Put it down to the onset of the media silly season. Perhaps. The fact is that, for whatever reason, ABC commentators missed the opportunity to opine about an apparent division within the Coalition between the Opposition Leader, Tony Abbott, and his communications spokesman, Malcolm Turnbull. Now that is news.
In an exclusive interview with The Australian Financial Review shortly before Christmas, Abbott said that ”there is still this left-of-centre ethos in the ABC” and expressed hope that the managing director of the ABC, Mark Scott, ”continues to address it”. Abbott commented that there is much about the public broadcaster that he likes and admires.
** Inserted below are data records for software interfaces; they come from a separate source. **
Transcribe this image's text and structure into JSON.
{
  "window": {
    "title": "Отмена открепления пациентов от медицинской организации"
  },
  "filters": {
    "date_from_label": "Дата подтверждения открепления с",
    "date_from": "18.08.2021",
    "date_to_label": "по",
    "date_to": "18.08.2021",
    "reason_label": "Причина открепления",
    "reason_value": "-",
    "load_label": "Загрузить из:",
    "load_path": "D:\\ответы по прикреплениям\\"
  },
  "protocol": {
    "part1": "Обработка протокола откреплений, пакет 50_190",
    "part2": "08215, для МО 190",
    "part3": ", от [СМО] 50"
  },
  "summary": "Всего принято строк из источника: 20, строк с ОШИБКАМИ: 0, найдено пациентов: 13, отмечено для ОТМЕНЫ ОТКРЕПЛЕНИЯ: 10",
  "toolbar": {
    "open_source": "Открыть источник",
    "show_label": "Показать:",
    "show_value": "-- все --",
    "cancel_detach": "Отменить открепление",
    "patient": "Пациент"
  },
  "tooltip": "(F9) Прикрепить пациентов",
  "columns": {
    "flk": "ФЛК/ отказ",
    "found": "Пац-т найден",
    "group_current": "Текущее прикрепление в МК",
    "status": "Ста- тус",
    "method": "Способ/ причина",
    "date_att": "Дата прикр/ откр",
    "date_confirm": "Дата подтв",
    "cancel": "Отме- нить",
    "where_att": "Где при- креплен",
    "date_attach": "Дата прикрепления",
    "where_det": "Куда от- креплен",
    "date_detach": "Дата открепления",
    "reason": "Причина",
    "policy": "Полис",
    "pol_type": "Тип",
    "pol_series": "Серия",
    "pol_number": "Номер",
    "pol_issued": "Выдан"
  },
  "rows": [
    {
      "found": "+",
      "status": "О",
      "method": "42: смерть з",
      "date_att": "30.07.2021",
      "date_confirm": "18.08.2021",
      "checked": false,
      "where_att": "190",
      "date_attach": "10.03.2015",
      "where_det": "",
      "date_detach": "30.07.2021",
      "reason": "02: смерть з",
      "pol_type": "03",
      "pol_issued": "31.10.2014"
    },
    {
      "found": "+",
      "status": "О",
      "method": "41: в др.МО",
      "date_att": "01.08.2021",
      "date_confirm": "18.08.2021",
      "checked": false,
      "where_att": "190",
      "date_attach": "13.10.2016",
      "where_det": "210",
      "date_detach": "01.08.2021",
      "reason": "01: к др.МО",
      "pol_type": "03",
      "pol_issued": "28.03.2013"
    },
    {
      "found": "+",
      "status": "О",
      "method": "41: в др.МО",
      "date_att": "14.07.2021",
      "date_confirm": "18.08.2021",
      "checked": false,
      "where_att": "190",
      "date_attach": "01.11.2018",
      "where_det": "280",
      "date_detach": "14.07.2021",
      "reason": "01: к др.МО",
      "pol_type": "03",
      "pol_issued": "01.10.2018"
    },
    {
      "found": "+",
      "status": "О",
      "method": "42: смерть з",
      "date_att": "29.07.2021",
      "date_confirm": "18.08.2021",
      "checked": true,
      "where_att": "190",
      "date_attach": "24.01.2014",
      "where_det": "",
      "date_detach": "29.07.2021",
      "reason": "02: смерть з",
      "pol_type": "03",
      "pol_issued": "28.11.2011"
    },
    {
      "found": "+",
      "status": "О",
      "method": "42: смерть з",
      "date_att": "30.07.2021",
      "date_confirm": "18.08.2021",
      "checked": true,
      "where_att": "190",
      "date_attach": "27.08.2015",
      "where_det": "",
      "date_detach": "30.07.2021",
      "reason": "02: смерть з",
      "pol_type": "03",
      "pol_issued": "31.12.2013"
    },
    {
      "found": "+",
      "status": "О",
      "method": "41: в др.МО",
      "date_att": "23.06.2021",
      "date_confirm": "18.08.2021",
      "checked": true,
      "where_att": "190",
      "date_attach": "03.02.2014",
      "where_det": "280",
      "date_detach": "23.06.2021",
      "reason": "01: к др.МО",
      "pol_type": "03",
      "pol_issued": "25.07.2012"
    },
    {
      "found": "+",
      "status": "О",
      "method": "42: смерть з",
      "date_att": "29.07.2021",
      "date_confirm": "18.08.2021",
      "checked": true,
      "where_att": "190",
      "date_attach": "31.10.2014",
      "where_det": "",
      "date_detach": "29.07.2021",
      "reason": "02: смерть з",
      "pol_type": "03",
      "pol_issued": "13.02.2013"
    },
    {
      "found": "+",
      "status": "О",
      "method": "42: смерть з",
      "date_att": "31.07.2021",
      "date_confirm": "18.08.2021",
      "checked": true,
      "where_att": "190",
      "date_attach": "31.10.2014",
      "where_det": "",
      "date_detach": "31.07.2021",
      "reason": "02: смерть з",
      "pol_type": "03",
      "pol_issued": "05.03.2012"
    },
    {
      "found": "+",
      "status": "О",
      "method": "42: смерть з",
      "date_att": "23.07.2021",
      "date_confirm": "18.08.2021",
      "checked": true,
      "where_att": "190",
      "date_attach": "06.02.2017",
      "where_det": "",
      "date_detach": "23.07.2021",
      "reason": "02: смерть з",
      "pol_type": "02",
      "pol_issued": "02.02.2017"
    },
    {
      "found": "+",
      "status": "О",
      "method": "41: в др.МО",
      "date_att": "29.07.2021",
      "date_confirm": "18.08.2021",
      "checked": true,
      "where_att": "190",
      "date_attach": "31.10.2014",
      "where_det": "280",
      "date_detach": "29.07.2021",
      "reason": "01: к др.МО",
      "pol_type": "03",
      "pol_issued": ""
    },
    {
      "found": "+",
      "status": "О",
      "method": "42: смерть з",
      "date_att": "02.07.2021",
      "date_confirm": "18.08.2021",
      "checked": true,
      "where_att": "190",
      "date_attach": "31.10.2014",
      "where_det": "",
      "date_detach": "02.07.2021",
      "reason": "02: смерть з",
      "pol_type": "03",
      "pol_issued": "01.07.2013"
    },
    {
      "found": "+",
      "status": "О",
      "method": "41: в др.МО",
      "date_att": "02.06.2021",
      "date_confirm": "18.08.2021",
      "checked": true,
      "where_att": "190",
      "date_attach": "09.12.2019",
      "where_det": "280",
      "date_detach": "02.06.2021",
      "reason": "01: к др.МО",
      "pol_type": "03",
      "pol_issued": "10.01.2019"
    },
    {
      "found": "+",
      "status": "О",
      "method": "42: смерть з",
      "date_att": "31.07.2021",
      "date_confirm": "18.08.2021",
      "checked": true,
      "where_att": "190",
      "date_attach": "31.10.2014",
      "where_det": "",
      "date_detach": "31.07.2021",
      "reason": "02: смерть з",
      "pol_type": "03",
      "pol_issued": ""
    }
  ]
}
But, while praising ABC presenters Chris Uhlmann and Mark Simkin as ”highly professional, even-handed commentators/reporters”, Abbott commented that ”there is the ongoing issue of bias in the ABC news and current affairs section”.
Then, just before the new year, Turnbull addressed the left-leaning audience at the Woodford Folk Festival in Queensland. He delivered his familiar call for higher standards in politics. Interviewed by PM’s Alexandra Kirk after the talk, Turnbull called for the establishment of ”an independent and objective fact-checking website or service that can hold all of us to account – whether it is columnists writing about big issues and misleading people in their columns or whether it’s politicians doing the same”.
The immediate problem with Turnbull’s suggestion is that the ABC airs many a howler and then goes into denial mode when attention is drawn to its errors. In recent times, such influential documentaries as Menzies and Churchill at War and All the Way (on the Vietnam War) contained significant errors that ABC management refused to correct or even acknowledge.
An organisation that puts errors to air could not legitimately set itself up as an independent fact checker. The public broadcaster’s online publication The Drum also declines to address errors on its website – as I have documented in my Media Watch Dog blog. It’s unlikely that Turnbull’s proposal will happen. Also, the ABC is now too dominant in Australian journalism to oversee the professionalism of lesser media mortals.
In December, the letters and opinion pages of The Australian contained substantial criticism of a perceived lack of balance on such ABC 1 programs as Insiders and Q&A. This is unfair. At least Insiders and Q&A give political conservatives a chance to state their case and, as such, provide diversity to the taxpayer-funded public broadcaster. In any event, guests on Insiders and Q&A are just that – guests. They are not employed by, or contracted to, the ABC.
The essential criticism of the ABC is that it does not engage even one political conservative as a presenter or producer or editor on any of its prominent television or radio or online outlets. This despite Scott’s pledge, made over six years ago, that, under his management, a ”further diversity of voices” would be carried on the public broadcaster. It has not happened.
The ABC is replete with leftists or left-of-centre presenters/producers/editors. But it remains virtually a conservative-free zone. If ABC management is aware of conservatives to match the likes of Phillip Adams, Jonathan Holmes, Fran Kelly and others – then it should name names. Otherwise, it should cut the pretence.
There is no conspiracy at play here. It is a natural phenomenon that like-minded people tend to mix with, and engage, their own. Arthur S. Brisbane reflected on this reality after he stepped down from his two-year appointment as the public (or reader’s) editor of The New York Times.
Writing in that paper’s Sunday Review on August 25 last year, Brisbane referred to a left-liberal world view, which ”virtually bleeds through the fabric of the Times”. As a result, according to Brisbane, ”developments like the Occupy movement and gay marriage seem almost to erupt in the Times, overloved and undermanaged, more like causes than news subjects”.
A similar world view pervades the public broadcaster in Australia. This leads ABC staff to embrace left-liberal causes and to defend one another from criticism about lack of balance, unprofessional behaviour or factual error.
The fact is that there is more real debate on Rupert Murdoch’s Fox News than on some ABC programs. The final Fox News Watch program last year consisted of a real political debate between Jim Pinkerton, Juan Williams, Richard Grenell and Judy Miller. Meanwhile, ABC 1’s Media Watch program has only had leftist commentators in over two decades. Turnbull, please note.
Gerard Henderson is the executive director of the Sydney Institute.